This pretty flower was a new one to me: Early Saxifrage. It likes to grow in cool rocky places that are wet in the springtime. I found it growing all along the little creek that meandered along the Marsh Marigold Trail. Its flowers are tiny, tinier even than spring beauties. Very dainty and sweet!
A week or so ago I got this very official-looking letter from the United States Department of the Interior USGS Patuxent Wildlife Research Center. Turns out it was the anticipated Certificate of Appreciation for the tagged Mute Swan that I’d submitted sighting information for back in January of this year.
The banding data included on the certificate indicated that the bird was a male banded in Ulster Park, NY on 8/4/2006. The certificate also included the bander’s name and that he was banding for the NY Department of Environmental Conservation.
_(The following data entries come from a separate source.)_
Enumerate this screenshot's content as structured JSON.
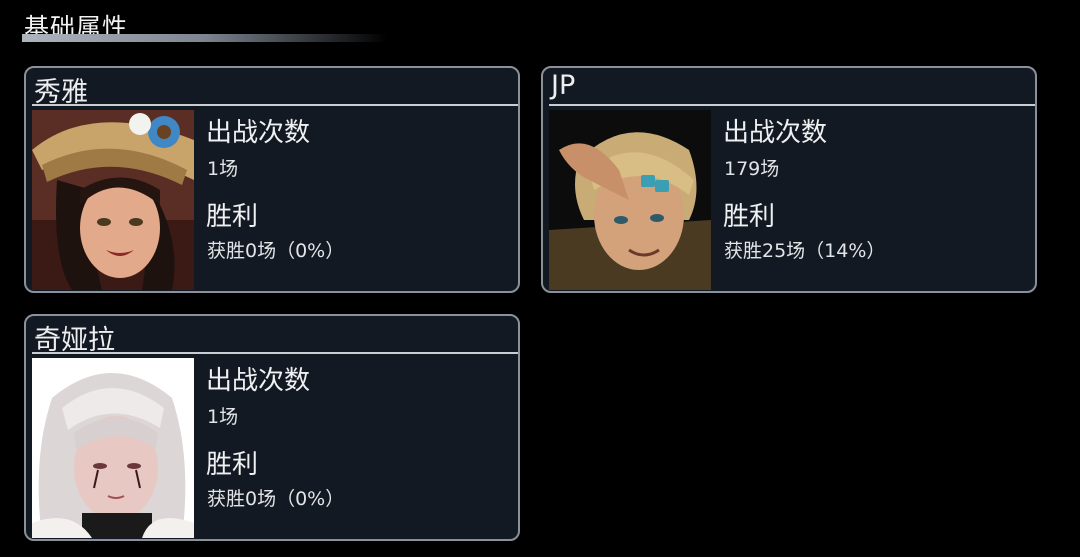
{
  "section": {
    "title": "基础属性"
  },
  "characters": [
    {
      "name": "秀雅",
      "portrait_icon": "character-portrait-xiuya",
      "stats": {
        "battles_label": "出战次数",
        "battles_value": "1场",
        "wins_label": "胜利",
        "wins_value": "获胜0场（0%）"
      }
    },
    {
      "name": "JP",
      "portrait_icon": "character-portrait-jp",
      "stats": {
        "battles_label": "出战次数",
        "battles_value": "179场",
        "wins_label": "胜利",
        "wins_value": "获胜25场（14%）"
      }
    },
    {
      "name": "奇娅拉",
      "portrait_icon": "character-portrait-qiyala",
      "stats": {
        "battles_label": "出战次数",
        "battles_value": "1场",
        "wins_label": "胜利",
        "wins_value": "获胜0场（0%）"
      }
    }
  ]
}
No other encounters were listed on the certificate, so I’m guessing this was the first time this band was reported.
People often ask me why bird banding is important; the statistics included on the certificate are pretty dismal… some 60 million birds have been banded in North America since 1904, yet only 4 million bands have ever been recovered and reported. 4 million is a huge number, of course, but tiny in comparison to the effort put forth to monitor bird populations. The data retrieved supports national and international conservation programs to restore endangered species, study the effects of environmental contaminants and set hunting regulations, for example.
Bird bands can be reported at www.reportband.gov or by calling 1-800-327-BAND.
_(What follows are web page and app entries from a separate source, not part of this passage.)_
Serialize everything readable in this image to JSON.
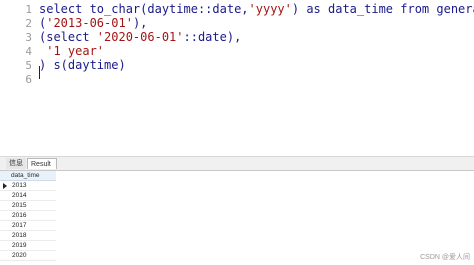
{
  "editor": {
    "line_numbers": [
      "1",
      "2",
      "3",
      "4",
      "5",
      "6"
    ],
    "lines": [
      [
        {
          "text": "select to_char(daytime::date,",
          "cls": "kw"
        },
        {
          "text": "'yyyy'",
          "cls": "str"
        },
        {
          "text": ") as data_time from generate_series(",
          "cls": "kw"
        }
      ],
      [
        {
          "text": "(",
          "cls": "kw"
        },
        {
          "text": "'2013-06-01'",
          "cls": "str"
        },
        {
          "text": "),",
          "cls": "kw"
        }
      ],
      [
        {
          "text": "(select ",
          "cls": "kw"
        },
        {
          "text": "'2020-06-01'",
          "cls": "str"
        },
        {
          "text": "::date),",
          "cls": "kw"
        }
      ],
      [
        {
          "text": " ",
          "cls": "kw"
        },
        {
          "text": "'1 year'",
          "cls": "str"
        }
      ],
      [
        {
          "text": ") s(daytime)",
          "cls": "kw"
        }
      ],
      [
        {
          "text": "",
          "cls": "kw"
        }
      ]
    ]
  },
  "tabs": {
    "info_label": "信息",
    "result_label": "Result 1"
  },
  "grid": {
    "column_header": "data_time",
    "rows": [
      "2013",
      "2014",
      "2015",
      "2016",
      "2017",
      "2018",
      "2019",
      "2020"
    ],
    "current_row": 0
  },
  "watermark": "CSDN @爱人间"
}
It’s easy enough to do and voluntary reporting is the backbone of any banding program.
This whole packing thing just defeats me. I start out well, but end up tossing things in the bag with little rhyme or reason. An added challenge is that I’m taking only a carry-on bag in an effort to avoid any more airport hell than is absolutely necessary. Then consider that I have no real idea what the weather will be like and that I can’t decide which camera stuff I want with me most.
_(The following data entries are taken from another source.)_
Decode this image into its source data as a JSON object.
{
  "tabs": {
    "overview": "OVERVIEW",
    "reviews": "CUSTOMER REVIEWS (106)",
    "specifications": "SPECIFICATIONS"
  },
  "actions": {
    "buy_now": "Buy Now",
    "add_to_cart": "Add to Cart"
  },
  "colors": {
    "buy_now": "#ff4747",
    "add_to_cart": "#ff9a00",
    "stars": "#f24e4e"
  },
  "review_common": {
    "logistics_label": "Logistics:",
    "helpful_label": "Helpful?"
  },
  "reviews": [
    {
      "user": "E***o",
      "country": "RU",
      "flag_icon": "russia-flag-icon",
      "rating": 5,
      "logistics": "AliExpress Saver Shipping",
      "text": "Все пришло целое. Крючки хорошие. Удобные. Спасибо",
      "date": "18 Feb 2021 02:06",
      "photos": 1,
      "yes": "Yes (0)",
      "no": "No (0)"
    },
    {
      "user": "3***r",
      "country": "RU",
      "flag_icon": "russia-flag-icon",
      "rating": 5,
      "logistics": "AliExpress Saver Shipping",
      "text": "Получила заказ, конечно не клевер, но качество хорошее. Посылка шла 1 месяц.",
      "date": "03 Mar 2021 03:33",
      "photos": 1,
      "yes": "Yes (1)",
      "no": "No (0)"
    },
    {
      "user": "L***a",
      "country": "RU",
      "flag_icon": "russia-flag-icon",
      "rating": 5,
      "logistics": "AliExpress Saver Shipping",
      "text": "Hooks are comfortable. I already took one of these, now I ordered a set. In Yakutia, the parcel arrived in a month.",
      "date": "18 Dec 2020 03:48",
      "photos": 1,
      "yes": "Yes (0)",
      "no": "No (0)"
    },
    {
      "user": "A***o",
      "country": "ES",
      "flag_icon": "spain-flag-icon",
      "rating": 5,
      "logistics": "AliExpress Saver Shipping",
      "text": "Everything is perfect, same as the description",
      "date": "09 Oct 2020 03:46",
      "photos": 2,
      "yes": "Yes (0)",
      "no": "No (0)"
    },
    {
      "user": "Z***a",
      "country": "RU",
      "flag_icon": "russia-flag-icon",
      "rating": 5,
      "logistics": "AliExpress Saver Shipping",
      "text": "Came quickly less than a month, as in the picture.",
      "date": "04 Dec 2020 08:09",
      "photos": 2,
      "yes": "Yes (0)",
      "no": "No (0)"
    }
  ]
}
Anyway, I’d mostly given up and decided that I’d live without whatever it is that won’t fit in that silly little bag. Except I remembered that I’d forgotten the raincoat. And the couple gifts I want to bring along for The Flock. And the DVD that Heather sent ages ago for me to share with them. And…
You get the idea!
There’s no way the laptop will fit, so I’ve written a couple blog posts ahead so there’ll be something here to entertain you until I can convince someone to let me use their laptop to post. If you don’t see anything new for a while, it probably means that everyone left their laptops at home thinking they’d borrow someone else’s. Or that we’re so far in the mountains that there’s no internet service.
It promises to be a great time. There’ll be stories and photos, eventually. Enjoy the waiting along with me.
Now back to that darn suitcase…
No… not Luka!
I finally sat still long enough to watch “Marley and Me”. What a sweet movie. Most of Marley’s antics felt very familiar, as I imagine they would to any owner of a Labrador.
I’d read the book years ago when it first came out and I think this is one instance where I enjoyed the movie more than the book.
Just don’t watch the end.
Luka was all smiles at the dog park this afternoon. Most every time we go, there’s a new pack of dogs to play with…
Today there were lots of smallish dogs, including at least half a dozen look-alike black pugs, one of which tried to take Luka’s nose off. This little yorkie (?) was a sweetheart though.
There were a couple really big dogs, which are my favorites, though I’d hate to have to feed them. Look at this monster with the sweetest of faces!
Luka took to this dobie today and followed her everywhere… mainly because he really wanted that rope toy she’s teasing him with.
Is there a dog park in your neighborhood? Can you mention it within earshot of your dog without having to take them for a visit?